Some firms are “fee-only,” and that could be a yearly fee, an hourly fee or an annual assets under management fee (a flat fee or a percentage—1%, for example) that’s determined by how much money you’ve entrusted with them. According to AdvisoryHQ, average hourly fees currently range from $120 to $300 an hour, and average financial planning retainer rates range from $6,000 to $11,000 a year.
Fee-only advisors don’t take a commission and are required to look out for your best interests. But some advisors are “fee-based,” and may charge both management fees and commissions based on the products they sell, so the fiduciary relationship will change with the services they’re providing. Both fee-only and fee-based advisors’ rates vary depending on experience, where you live, and the complexity of the work they’re performing.
Automated advisors, or online asset managers, typically require a much lower minimum account size, usually because you aren’t getting the same customized approach that a full-service firm has to offer. Automated advisors use a computer algorithm to determine automated moves that are right for your portfolio based on information you provide—so your risk tolerance and other factors are part of the prep.
They’re ideal for savers who don’t want to deal with the details of investing, and for experienced investors, who want to avoid the not-so-fun stuff, like rebalancing. Automation doesn’t mean you won’t have access; you can log into your account on your laptop or phone any time to track your progress or make the necessary adjustments to keep you on course when circumstances change. You just won’t have to do the heavy-lifting anymore.
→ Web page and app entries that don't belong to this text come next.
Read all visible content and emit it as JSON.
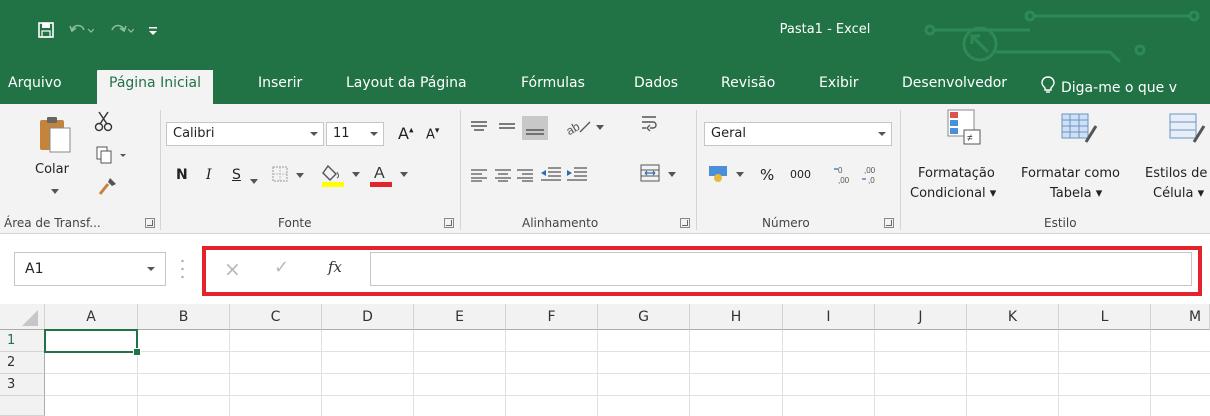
{
  "window": {
    "title": "Pasta1  -  Excel"
  },
  "tabs": [
    {
      "label": "Arquivo"
    },
    {
      "label": "Página Inicial",
      "active": true
    },
    {
      "label": "Inserir"
    },
    {
      "label": "Layout da Página"
    },
    {
      "label": "Fórmulas"
    },
    {
      "label": "Dados"
    },
    {
      "label": "Revisão"
    },
    {
      "label": "Exibir"
    },
    {
      "label": "Desenvolvedor"
    },
    {
      "label": "Diga-me o que v"
    }
  ],
  "ribbon": {
    "clipboard": {
      "paste_label": "Colar",
      "group_label": "Área de Transf..."
    },
    "font": {
      "font_name": "Calibri",
      "font_size": "11",
      "bold": "N",
      "italic": "I",
      "underline": "S",
      "group_label": "Fonte"
    },
    "alignment": {
      "group_label": "Alinhamento"
    },
    "number": {
      "format": "Geral",
      "percent": "%",
      "thousands": "000",
      "group_label": "Número"
    },
    "styles": {
      "conditional_line1": "Formatação",
      "conditional_line2": "Condicional",
      "table_line1": "Formatar como",
      "table_line2": "Tabela",
      "cell_line1": "Estilos de",
      "cell_line2": "Célula",
      "group_label": "Estilo"
    }
  },
  "formula_bar": {
    "name_box": "A1",
    "cancel_icon": "×",
    "enter_icon": "✓",
    "fx_label": "fx",
    "formula": ""
  },
  "sheet": {
    "columns": [
      "A",
      "B",
      "C",
      "D",
      "E",
      "F",
      "G",
      "H",
      "I",
      "J",
      "K",
      "L",
      "M"
    ],
    "rows": [
      "1",
      "2",
      "3"
    ],
    "active_cell": "A1"
  },
  "colors": {
    "excel_green": "#217346",
    "highlight_red": "#e3242b",
    "font_color_red": "#e3242b",
    "fill_yellow": "#ffff00"
  }
}
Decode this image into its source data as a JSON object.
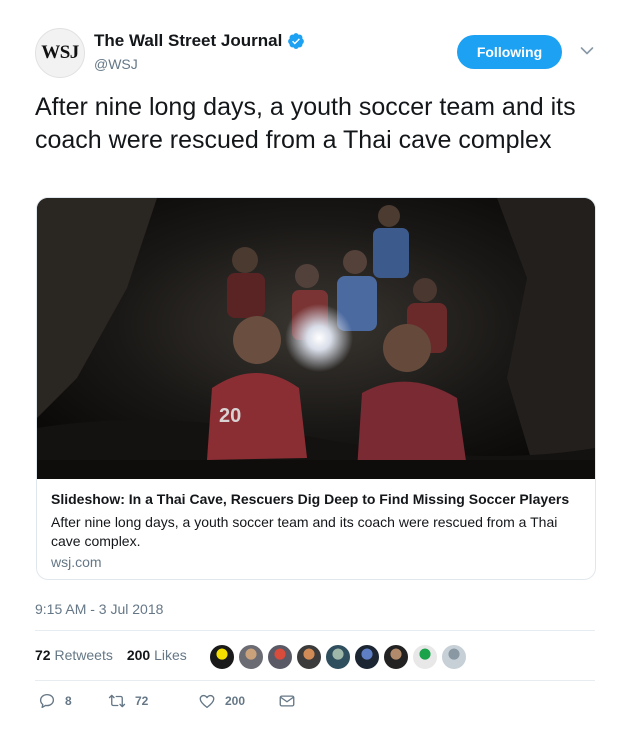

SoFi Invest® – A Mix of Both
Remember that middle ground mentioned earlier? If you venn diagrammed all this information, SoFi Invest would fall into that center spot. That’s because SoFi is a hybrid automated investing service with human financial advisors on standby to help you manage your investment plan. So you can save money, have easy access to your account and get human assistance if you need it.
Let’s say that right now you have a haphazard collection of savings and investments that has no connection to your short or long-term objectives. With your input, SoFi advisors will put together a portfolio designed to limit risk and help you grow your money.
SoFi Invest uses Modern Portfolio Theory
to create and manage your asset allocation. This isn’t just a “set it and forget it” financial service; SoFi Invest will monitor the markets and make adjustments as needed.
SoFi advisors don’t work on commission, by the way. They’re paid a salary, and their job is to help your money work for you. They choose from a broad mix of ETFs, which are much like traditional mutual funds but generally offer lower fees and taxes.
If this is all about value for you, the price doesn’t get much better than $0, which is what you’ll pay for SoFi’s management fees. You’ll also have access to other SoFi perks, such as career advice and community get-togethers.
Choose how you want to invest.
SoFi can’t guarantee future financial performance, and past performance is no guarantee.
This information isn’t financial advice. Investment decisions should be based on specific financial needs, goals and risk appetite.
Advisory services offered through SoFi Wealth LLC, a registered investment advisor.